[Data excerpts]
^^^^^^^^

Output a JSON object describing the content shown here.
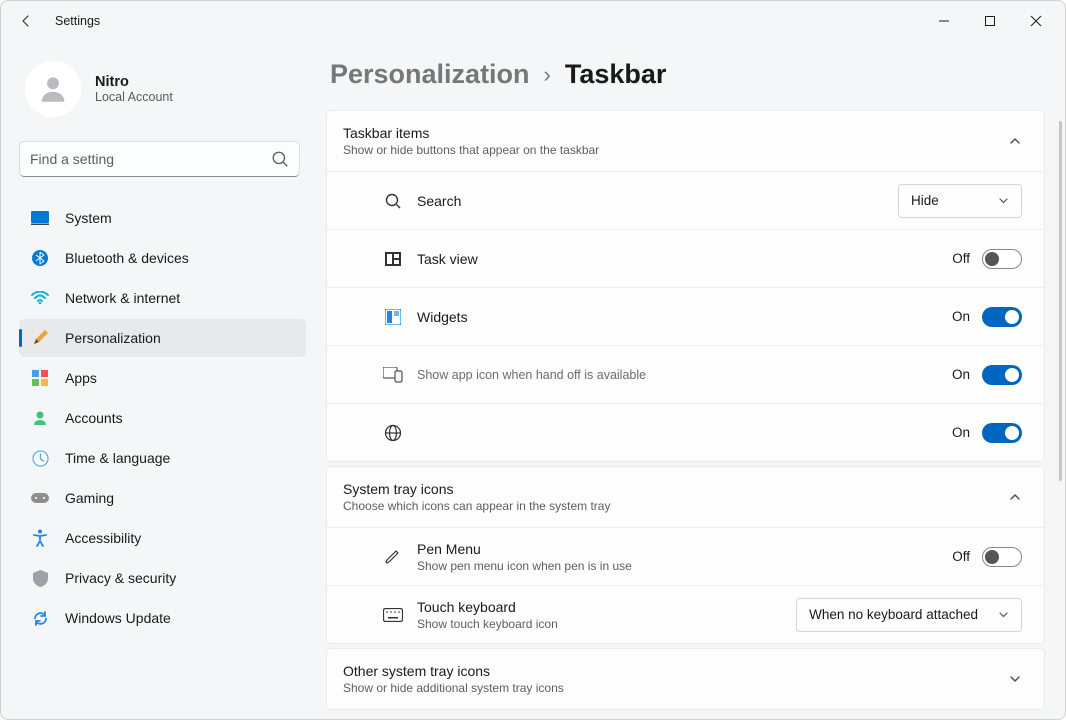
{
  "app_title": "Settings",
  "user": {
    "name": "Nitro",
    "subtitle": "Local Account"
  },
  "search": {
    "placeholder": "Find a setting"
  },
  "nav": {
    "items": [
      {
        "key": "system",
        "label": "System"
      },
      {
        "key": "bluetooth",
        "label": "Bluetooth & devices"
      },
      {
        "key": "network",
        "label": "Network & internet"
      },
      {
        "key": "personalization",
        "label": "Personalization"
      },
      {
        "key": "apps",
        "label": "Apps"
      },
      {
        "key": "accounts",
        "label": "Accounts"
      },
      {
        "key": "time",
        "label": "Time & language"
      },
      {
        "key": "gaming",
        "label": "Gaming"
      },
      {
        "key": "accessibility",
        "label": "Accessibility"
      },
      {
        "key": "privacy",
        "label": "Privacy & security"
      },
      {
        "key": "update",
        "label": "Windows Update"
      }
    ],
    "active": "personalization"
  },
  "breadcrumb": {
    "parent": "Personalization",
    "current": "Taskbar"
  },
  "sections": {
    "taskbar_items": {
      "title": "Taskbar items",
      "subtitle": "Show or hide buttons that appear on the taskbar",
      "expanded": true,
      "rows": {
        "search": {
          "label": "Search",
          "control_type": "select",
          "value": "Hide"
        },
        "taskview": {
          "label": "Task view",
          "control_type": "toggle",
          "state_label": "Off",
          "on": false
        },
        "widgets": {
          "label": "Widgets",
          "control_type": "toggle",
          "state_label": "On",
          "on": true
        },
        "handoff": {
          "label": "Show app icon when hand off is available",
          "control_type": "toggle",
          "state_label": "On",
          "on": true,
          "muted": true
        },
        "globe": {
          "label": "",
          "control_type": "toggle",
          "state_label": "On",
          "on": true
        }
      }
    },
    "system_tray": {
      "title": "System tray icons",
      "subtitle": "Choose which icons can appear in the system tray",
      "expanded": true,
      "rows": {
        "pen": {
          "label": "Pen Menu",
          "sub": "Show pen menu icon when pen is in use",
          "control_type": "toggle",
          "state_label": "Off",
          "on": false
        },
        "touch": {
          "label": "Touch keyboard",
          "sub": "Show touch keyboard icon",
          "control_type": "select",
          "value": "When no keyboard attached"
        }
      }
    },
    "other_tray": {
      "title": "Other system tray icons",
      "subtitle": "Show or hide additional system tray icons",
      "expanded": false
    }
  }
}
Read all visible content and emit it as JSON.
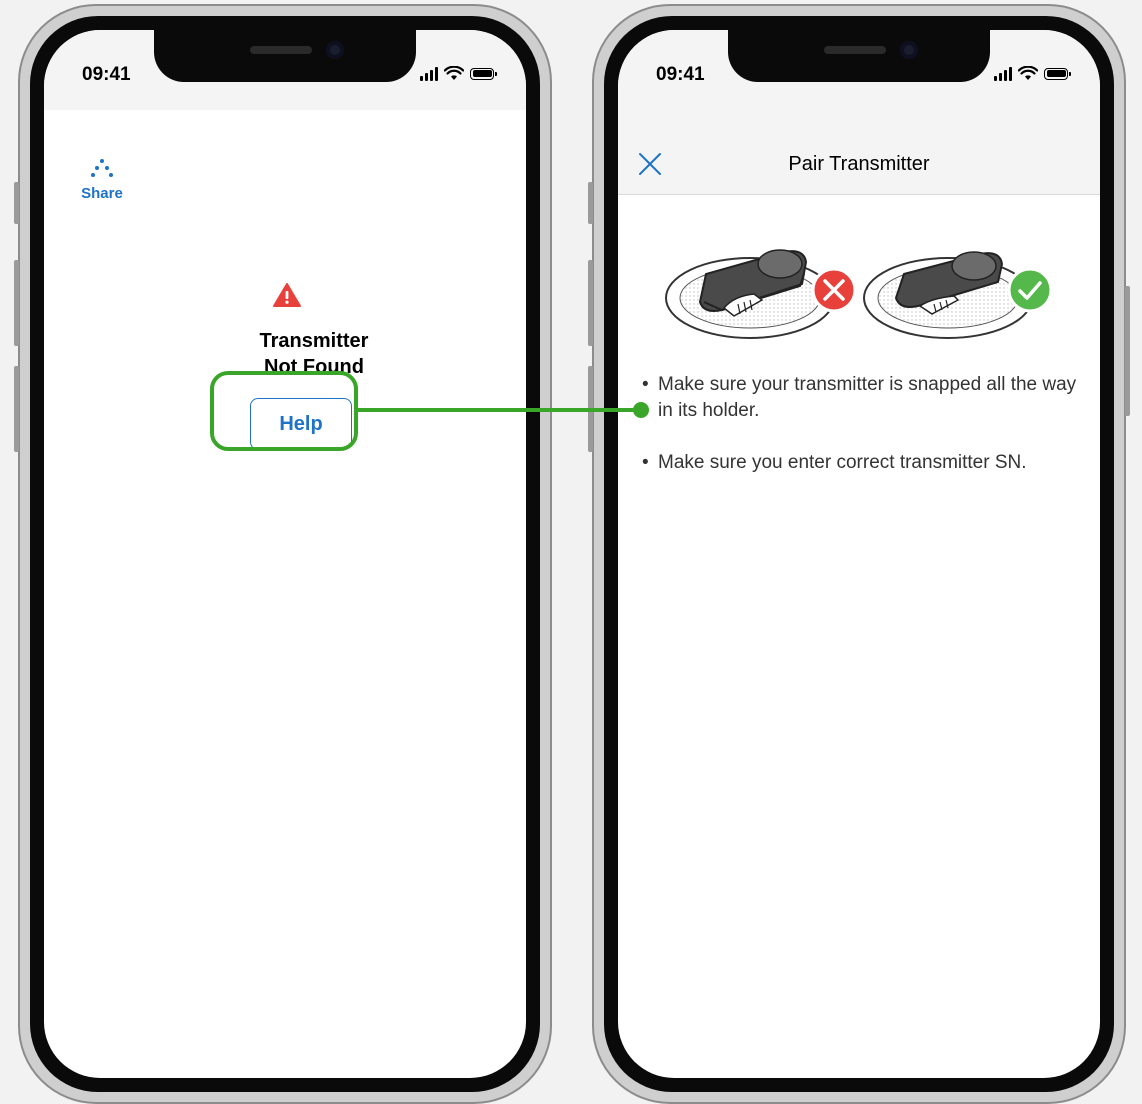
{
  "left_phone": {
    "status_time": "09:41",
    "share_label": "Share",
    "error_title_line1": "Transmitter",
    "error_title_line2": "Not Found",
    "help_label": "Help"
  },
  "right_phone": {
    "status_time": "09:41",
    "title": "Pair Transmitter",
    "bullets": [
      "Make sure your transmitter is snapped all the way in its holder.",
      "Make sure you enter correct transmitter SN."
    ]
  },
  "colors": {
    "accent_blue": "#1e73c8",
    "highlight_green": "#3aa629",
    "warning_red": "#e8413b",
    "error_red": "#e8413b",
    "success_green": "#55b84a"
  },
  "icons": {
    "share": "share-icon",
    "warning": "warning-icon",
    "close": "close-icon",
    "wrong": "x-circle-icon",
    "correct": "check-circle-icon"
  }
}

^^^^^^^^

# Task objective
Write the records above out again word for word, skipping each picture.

# Response to the task
Output a JSON object describing the content shown here.
{
  "app_title": "Settings",
  "user": {
    "name": "Nitro",
    "subtitle": "Local Account"
  },
  "search": {
    "placeholder": "Find a setting"
  },
  "nav": {
    "items": [
      {
        "key": "system",
        "label": "System"
      },
      {
        "key": "bluetooth",
        "label": "Bluetooth & devices"
      },
      {
        "key": "network",
        "label": "Network & internet"
      },
      {
        "key": "personalization",
        "label": "Personalization"
      },
      {
        "key": "apps",
        "label": "Apps"
      },
      {
        "key": "accounts",
        "label": "Accounts"
      },
      {
        "key": "time",
        "label": "Time & language"
      },
      {
        "key": "gaming",
        "label": "Gaming"
      },
      {
        "key": "accessibility",
        "label": "Accessibility"
      },
      {
        "key": "privacy",
        "label": "Privacy & security"
      },
      {
        "key": "update",
        "label": "Windows Update"
      }
    ],
    "active": "personalization"
  },
  "breadcrumb": {
    "parent": "Personalization",
    "current": "Taskbar"
  },
  "sections": {
    "taskbar_items": {
      "title": "Taskbar items",
      "subtitle": "Show or hide buttons that appear on the taskbar",
      "expanded": true,
      "rows": {
        "search": {
          "label": "Search",
          "control_type": "select",
          "value": "Hide"
        },
        "taskview": {
          "label": "Task view",
          "control_type": "toggle",
          "state_label": "Off",
          "on": false
        },
        "widgets": {
          "label": "Widgets",
          "control_type": "toggle",
          "state_label": "On",
          "on": true
        },
        "handoff": {
          "label": "Show app icon when hand off is available",
          "control_type": "toggle",
          "state_label": "On",
          "on": true,
          "muted": true
        },
        "globe": {
          "label": "",
          "control_type": "toggle",
          "state_label": "On",
          "on": true
        }
      }
    },
    "system_tray": {
      "title": "System tray icons",
      "subtitle": "Choose which icons can appear in the system tray",
      "expanded": true,
      "rows": {
        "pen": {
          "label": "Pen Menu",
          "sub": "Show pen menu icon when pen is in use",
          "control_type": "toggle",
          "state_label": "Off",
          "on": false
        },
        "touch": {
          "label": "Touch keyboard",
          "sub": "Show touch keyboard icon",
          "control_type": "select",
          "value": "When no keyboard attached"
        }
      }
    },
    "other_tray": {
      "title": "Other system tray icons",
      "subtitle": "Show or hide additional system tray icons",
      "expanded": false
    }
  }
}
Read all visible content and emit it as JSON.
{
  "left_phone": {
    "status_time": "09:41",
    "share_label": "Share",
    "error_title_line1": "Transmitter",
    "error_title_line2": "Not Found",
    "help_label": "Help"
  },
  "right_phone": {
    "status_time": "09:41",
    "title": "Pair Transmitter",
    "bullets": [
      "Make sure your transmitter is snapped all the way in its holder.",
      "Make sure you enter correct transmitter SN."
    ]
  },
  "colors": {
    "accent_blue": "#1e73c8",
    "highlight_green": "#3aa629",
    "warning_red": "#e8413b",
    "error_red": "#e8413b",
    "success_green": "#55b84a"
  },
  "icons": {
    "share": "share-icon",
    "warning": "warning-icon",
    "close": "close-icon",
    "wrong": "x-circle-icon",
    "correct": "check-circle-icon"
  }
}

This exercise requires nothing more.